▶ [Directions for this task]:
The answer is the full listing restated exactly, without any pictures.

===

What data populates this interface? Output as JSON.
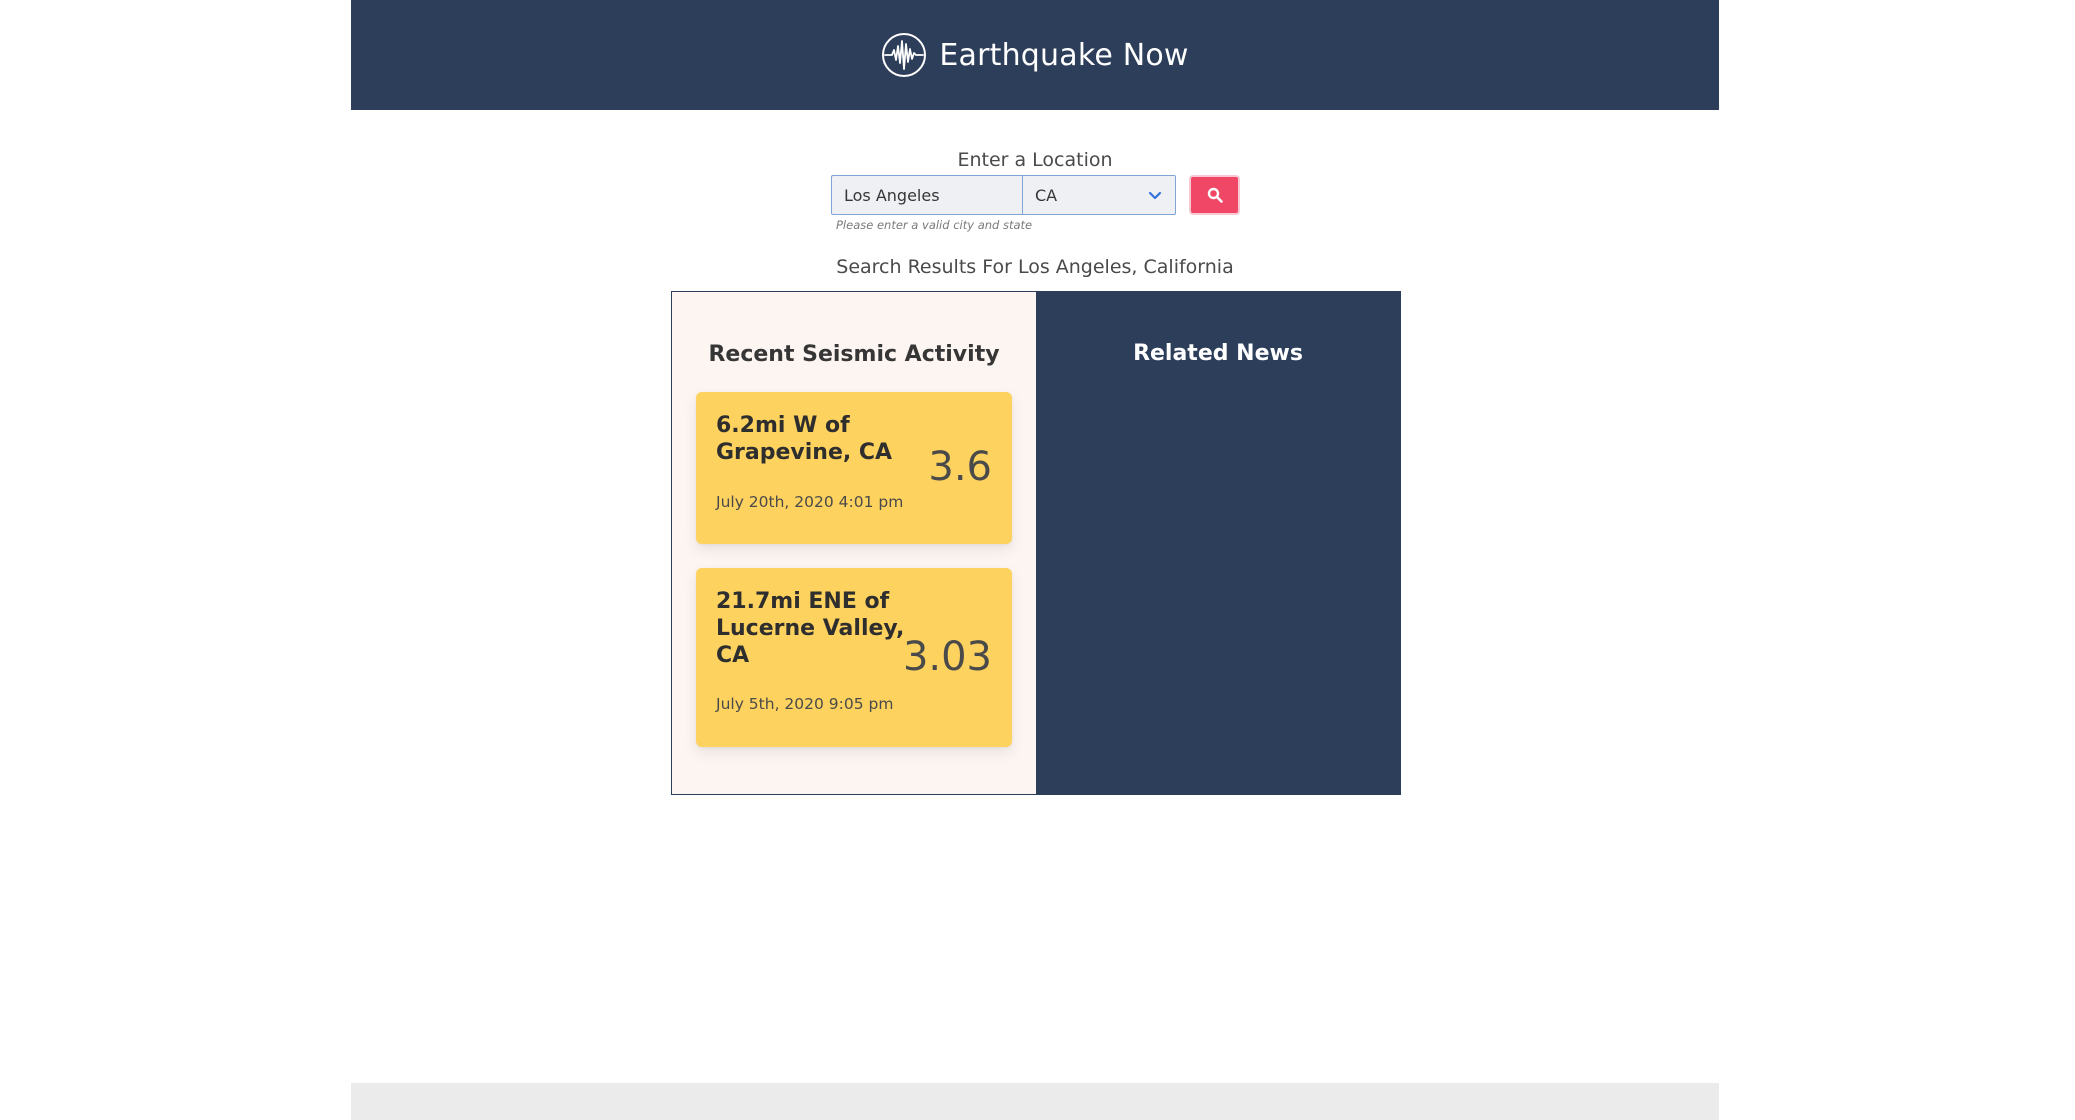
{
  "header": {
    "title": "Earthquake Now",
    "logo_icon": "seismograph-icon",
    "background_color": "#2c3e5a"
  },
  "search": {
    "label": "Enter a Location",
    "city_value": "Los Angeles",
    "state_value": "CA",
    "state_icon": "chevron-down-icon",
    "button_icon": "search-icon",
    "button_color": "#f04766",
    "help_text": "Please enter a valid city and state"
  },
  "results": {
    "heading": "Search Results For Los Angeles, California",
    "seismic": {
      "title": "Recent Seismic Activity",
      "card_color": "#fdd25e",
      "quakes": [
        {
          "place": "6.2mi W of Grapevine, CA",
          "time": "July 20th, 2020 4:01 pm",
          "magnitude": "3.6"
        },
        {
          "place": "21.7mi ENE of Lucerne Valley, CA",
          "time": "July 5th, 2020 9:05 pm",
          "magnitude": "3.03"
        }
      ]
    },
    "news": {
      "title": "Related News"
    }
  }
}
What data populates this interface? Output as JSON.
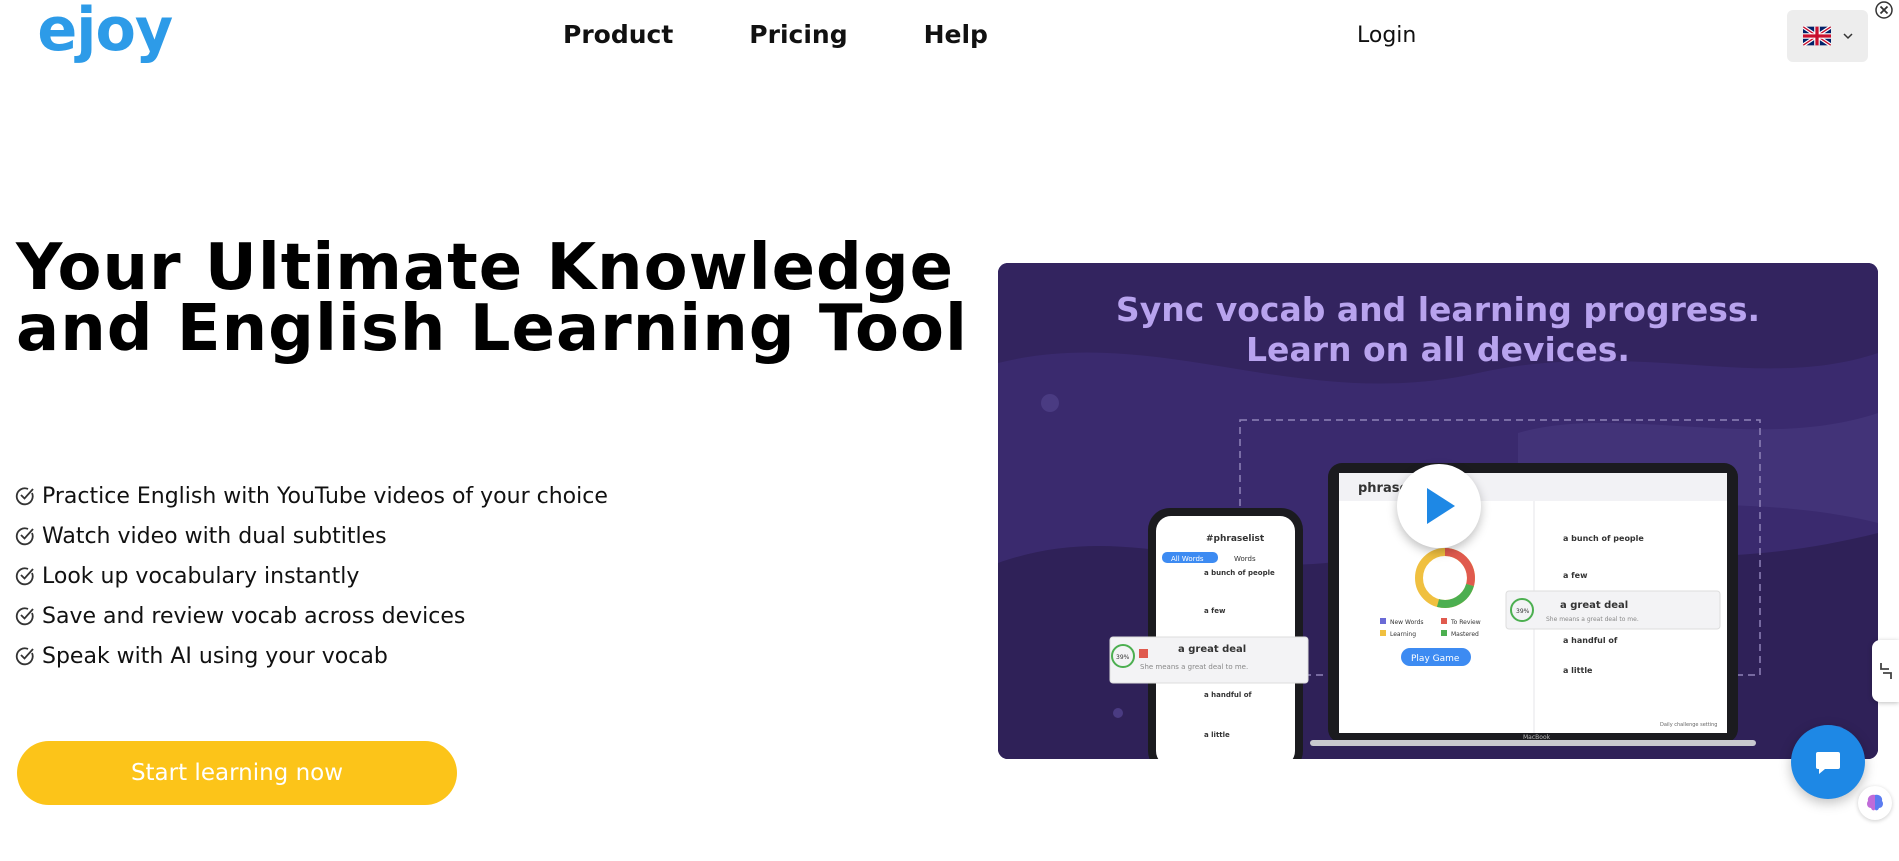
{
  "header": {
    "logo_text": "ejoy",
    "nav": [
      "Product",
      "Pricing",
      "Help"
    ],
    "login_label": "Login",
    "language": {
      "icon": "uk-flag-icon",
      "selected": "English"
    }
  },
  "hero": {
    "title_line1": "Your Ultimate Knowledge",
    "title_line2": "and English Learning Tool",
    "features": [
      "Practice English with YouTube videos of your choice",
      "Watch video with dual subtitles",
      "Look up vocabulary instantly",
      "Save and review vocab across devices",
      "Speak with AI using your vocab"
    ],
    "cta_label": "Start learning now"
  },
  "video": {
    "headline_line1": "Sync vocab and learning progress.",
    "headline_line2": "Learn on all devices.",
    "phone": {
      "title": "#phraselist",
      "tabs": [
        "All Words",
        "Words"
      ],
      "items": [
        "a bunch of people",
        "a few",
        "a handful of",
        "a little"
      ],
      "card_phrase": "a great deal",
      "card_example": "She means a great deal to me.",
      "card_percent": "39%"
    },
    "laptop": {
      "title": "phraseli",
      "items": [
        "a bunch of people",
        "a few",
        "a handful of",
        "a little"
      ],
      "card_phrase": "a great deal",
      "card_example": "She means a great deal to me.",
      "card_percent": "39%",
      "play_game_label": "Play Game",
      "legend": [
        "New Words",
        "Learning",
        "To Review",
        "Mastered"
      ],
      "brand": "MacBook",
      "footer_note": "Daily challenge setting"
    }
  },
  "colors": {
    "brand_blue": "#2d9be8",
    "cta_yellow": "#fcc419",
    "video_bg": "#3a2a6e",
    "headline_purple": "#b8a3ee",
    "chat_blue": "#1e88e5"
  },
  "icons": {
    "feature_check": "check-circle-icon",
    "play": "play-icon",
    "chat": "chat-bubble-icon",
    "close": "close-icon",
    "chevron": "chevron-down-icon",
    "side_tab": "collapse-icon",
    "brain": "brain-icon"
  }
}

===

▶ [Exercise solution]:
What data populates this interface? Output as JSON.
{
  "header": {
    "title": "Earthquake Now",
    "logo_icon": "seismograph-icon",
    "background_color": "#2c3e5a"
  },
  "search": {
    "label": "Enter a Location",
    "city_value": "Los Angeles",
    "state_value": "CA",
    "state_icon": "chevron-down-icon",
    "button_icon": "search-icon",
    "button_color": "#f04766",
    "help_text": "Please enter a valid city and state"
  },
  "results": {
    "heading": "Search Results For Los Angeles, California",
    "seismic": {
      "title": "Recent Seismic Activity",
      "card_color": "#fdd25e",
      "quakes": [
        {
          "place": "6.2mi W of Grapevine, CA",
          "time": "July 20th, 2020 4:01 pm",
          "magnitude": "3.6"
        },
        {
          "place": "21.7mi ENE of Lucerne Valley, CA",
          "time": "July 5th, 2020 9:05 pm",
          "magnitude": "3.03"
        }
      ]
    },
    "news": {
      "title": "Related News"
    }
  }
}
What data populates this interface? Output as JSON.
{
  "header": {
    "logo_text": "ejoy",
    "nav": [
      "Product",
      "Pricing",
      "Help"
    ],
    "login_label": "Login",
    "language": {
      "icon": "uk-flag-icon",
      "selected": "English"
    }
  },
  "hero": {
    "title_line1": "Your Ultimate Knowledge",
    "title_line2": "and English Learning Tool",
    "features": [
      "Practice English with YouTube videos of your choice",
      "Watch video with dual subtitles",
      "Look up vocabulary instantly",
      "Save and review vocab across devices",
      "Speak with AI using your vocab"
    ],
    "cta_label": "Start learning now"
  },
  "video": {
    "headline_line1": "Sync vocab and learning progress.",
    "headline_line2": "Learn on all devices.",
    "phone": {
      "title": "#phraselist",
      "tabs": [
        "All Words",
        "Words"
      ],
      "items": [
        "a bunch of people",
        "a few",
        "a handful of",
        "a little"
      ],
      "card_phrase": "a great deal",
      "card_example": "She means a great deal to me.",
      "card_percent": "39%"
    },
    "laptop": {
      "title": "phraseli",
      "items": [
        "a bunch of people",
        "a few",
        "a handful of",
        "a little"
      ],
      "card_phrase": "a great deal",
      "card_example": "She means a great deal to me.",
      "card_percent": "39%",
      "play_game_label": "Play Game",
      "legend": [
        "New Words",
        "Learning",
        "To Review",
        "Mastered"
      ],
      "brand": "MacBook",
      "footer_note": "Daily challenge setting"
    }
  },
  "colors": {
    "brand_blue": "#2d9be8",
    "cta_yellow": "#fcc419",
    "video_bg": "#3a2a6e",
    "headline_purple": "#b8a3ee",
    "chat_blue": "#1e88e5"
  },
  "icons": {
    "feature_check": "check-circle-icon",
    "play": "play-icon",
    "chat": "chat-bubble-icon",
    "close": "close-icon",
    "chevron": "chevron-down-icon",
    "side_tab": "collapse-icon",
    "brain": "brain-icon"
  }
}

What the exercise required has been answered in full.